- **WHAT IS BEING ASKED**
Count how many lines of the listing contain "program", then give that number and nothing more.

- **TASK MATERIAL**

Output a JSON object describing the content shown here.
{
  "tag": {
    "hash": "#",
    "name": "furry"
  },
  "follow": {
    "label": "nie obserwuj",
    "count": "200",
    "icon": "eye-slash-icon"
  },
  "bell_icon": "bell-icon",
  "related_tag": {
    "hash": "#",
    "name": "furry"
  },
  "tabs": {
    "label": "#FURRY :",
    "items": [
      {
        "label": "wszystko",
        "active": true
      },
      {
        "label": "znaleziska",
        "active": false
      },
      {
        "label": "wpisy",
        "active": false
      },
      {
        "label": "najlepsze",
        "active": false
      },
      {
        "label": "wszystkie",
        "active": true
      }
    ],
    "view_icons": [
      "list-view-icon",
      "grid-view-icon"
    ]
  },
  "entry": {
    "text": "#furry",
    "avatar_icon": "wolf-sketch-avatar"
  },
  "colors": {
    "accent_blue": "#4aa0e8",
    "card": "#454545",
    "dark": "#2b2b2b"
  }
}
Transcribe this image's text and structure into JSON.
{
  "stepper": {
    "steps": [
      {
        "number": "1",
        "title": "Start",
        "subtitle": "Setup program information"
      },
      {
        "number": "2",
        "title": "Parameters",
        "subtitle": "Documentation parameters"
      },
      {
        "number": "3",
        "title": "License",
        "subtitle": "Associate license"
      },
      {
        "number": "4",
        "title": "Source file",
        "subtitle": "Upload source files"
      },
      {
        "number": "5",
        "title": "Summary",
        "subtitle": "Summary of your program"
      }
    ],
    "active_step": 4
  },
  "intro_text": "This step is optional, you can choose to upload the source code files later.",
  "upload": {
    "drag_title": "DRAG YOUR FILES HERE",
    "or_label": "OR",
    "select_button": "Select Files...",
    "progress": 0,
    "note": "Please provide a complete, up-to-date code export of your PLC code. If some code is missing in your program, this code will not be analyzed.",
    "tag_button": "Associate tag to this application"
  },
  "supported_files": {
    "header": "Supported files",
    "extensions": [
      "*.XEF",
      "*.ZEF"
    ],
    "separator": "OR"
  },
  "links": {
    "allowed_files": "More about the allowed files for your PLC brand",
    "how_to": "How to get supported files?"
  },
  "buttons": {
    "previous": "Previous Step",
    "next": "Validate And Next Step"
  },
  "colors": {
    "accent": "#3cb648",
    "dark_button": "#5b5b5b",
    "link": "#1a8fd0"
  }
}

- **SOLVED EXERCISE**
3